Morris's assertion that the polygraph results did not provide any relevant information is unpersuasive. Such assertion is based upon mere speculation by appellate counsel that Morris's answers to the polygraph questions only showed strong and consistent unresolved responses because Morris had previously had sexual contact with a minor while he was also a minor. During sentencing, the district court expressed concern about Morris's deceptive answers regarding his prior history with minors and noted that nothing had been said to clarify the reason for such deception. No clarification was thereafter made and Morris's appellate counsel only attempts to make such clarification based upon speculation. Even assuming that the polygraph results did not provide any relevant information, Morris has not argued, nor provided any authority to show, that consideration of irrelevant information during his sentencing violated any constitutional right. Morris has not shown that the district court's consideration of allegedly irrelevant information during sentencing violated one or more of his unwaived constitutional rights. Accordingly, Morris's claim fails under the first prong of Perry.
Morris also argues that the district court did not use sound reasoning and, therefore, abused its discretion by determining that incarceration was necessary because Morris had been homeless for a time between the entry of his guilty pleas and sentencing. Specifically, Morris asserts that the district court expressed concern that Morris would have difficulty completing probation because of his prior living situation and failed to consider that Morris had moved into a men's shelter and was in the process of securing an apartment. Contrary to Morris's assertion, the district court did inquire into Morris's living situation during sentencing. The district court was informed that the address included in the pre-sentence investigation report was the address of a men's shelter, Morris had subsequently lived in his car for a period of time, and Morris was currently staying at a new residence with a roommate.
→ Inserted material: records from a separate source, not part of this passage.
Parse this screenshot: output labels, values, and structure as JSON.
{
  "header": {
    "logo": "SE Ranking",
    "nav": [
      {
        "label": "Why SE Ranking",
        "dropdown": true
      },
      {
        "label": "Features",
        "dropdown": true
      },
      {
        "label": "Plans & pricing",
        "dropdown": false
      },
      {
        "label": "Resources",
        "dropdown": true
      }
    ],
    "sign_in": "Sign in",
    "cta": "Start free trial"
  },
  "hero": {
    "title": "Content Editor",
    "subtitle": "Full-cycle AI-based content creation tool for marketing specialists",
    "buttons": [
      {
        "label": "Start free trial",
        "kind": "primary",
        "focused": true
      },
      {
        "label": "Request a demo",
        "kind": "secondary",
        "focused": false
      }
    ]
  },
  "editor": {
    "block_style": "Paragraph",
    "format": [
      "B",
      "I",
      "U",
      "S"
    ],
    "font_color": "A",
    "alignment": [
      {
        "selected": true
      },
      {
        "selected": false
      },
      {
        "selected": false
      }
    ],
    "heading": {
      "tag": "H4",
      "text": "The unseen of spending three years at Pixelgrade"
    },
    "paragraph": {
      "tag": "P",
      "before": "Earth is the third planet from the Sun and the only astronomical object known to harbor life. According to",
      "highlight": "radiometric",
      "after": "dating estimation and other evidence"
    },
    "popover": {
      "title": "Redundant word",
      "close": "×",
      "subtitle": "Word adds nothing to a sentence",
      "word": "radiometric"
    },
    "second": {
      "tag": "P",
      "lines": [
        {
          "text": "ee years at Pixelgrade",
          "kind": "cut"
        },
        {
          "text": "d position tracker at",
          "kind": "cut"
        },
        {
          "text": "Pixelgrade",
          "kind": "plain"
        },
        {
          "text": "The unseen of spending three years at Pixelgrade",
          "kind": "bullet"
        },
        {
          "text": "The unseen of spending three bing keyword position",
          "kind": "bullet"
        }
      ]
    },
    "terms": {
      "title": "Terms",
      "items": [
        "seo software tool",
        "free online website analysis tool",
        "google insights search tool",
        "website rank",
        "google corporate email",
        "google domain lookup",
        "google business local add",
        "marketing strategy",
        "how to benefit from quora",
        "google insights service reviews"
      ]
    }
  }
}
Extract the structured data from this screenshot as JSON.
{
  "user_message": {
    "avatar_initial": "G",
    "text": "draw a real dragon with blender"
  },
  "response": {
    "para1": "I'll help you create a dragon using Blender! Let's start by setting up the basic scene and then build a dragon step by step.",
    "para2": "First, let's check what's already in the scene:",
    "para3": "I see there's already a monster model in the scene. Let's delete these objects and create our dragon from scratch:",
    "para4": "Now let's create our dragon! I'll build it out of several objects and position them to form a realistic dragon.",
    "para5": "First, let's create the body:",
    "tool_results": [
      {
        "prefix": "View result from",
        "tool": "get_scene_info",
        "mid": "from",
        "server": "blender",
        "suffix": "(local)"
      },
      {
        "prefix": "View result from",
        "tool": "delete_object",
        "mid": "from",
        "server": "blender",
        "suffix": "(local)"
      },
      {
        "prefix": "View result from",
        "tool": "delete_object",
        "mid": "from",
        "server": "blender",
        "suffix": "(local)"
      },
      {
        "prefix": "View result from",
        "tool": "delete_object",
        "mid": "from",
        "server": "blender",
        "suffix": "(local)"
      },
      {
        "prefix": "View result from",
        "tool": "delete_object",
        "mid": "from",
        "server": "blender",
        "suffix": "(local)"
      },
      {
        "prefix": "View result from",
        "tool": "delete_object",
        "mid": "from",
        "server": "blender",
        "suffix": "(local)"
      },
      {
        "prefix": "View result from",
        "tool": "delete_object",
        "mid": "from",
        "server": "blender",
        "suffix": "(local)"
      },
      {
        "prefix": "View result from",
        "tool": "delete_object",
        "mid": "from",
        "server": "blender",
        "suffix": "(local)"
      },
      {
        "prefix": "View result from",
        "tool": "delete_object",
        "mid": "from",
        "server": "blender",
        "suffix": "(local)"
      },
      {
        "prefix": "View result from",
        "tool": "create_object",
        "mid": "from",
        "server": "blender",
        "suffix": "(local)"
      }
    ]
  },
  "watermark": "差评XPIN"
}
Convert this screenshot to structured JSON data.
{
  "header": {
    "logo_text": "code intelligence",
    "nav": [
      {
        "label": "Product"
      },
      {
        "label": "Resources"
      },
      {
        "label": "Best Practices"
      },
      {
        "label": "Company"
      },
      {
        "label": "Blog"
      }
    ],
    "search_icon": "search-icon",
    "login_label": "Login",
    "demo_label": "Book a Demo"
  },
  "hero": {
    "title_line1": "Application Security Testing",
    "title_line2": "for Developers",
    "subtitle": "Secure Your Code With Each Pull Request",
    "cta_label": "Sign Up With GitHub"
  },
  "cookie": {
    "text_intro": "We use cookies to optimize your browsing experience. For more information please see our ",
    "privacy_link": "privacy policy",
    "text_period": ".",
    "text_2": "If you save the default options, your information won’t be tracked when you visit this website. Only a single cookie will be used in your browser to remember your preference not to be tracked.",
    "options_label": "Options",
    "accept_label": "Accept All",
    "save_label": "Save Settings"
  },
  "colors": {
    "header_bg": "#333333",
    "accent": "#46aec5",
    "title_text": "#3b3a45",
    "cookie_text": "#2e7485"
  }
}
Morris's assertion that the district court did not use sound reasoning because it failed to consider that Morris had moved into a men's shelter and was in the process of ...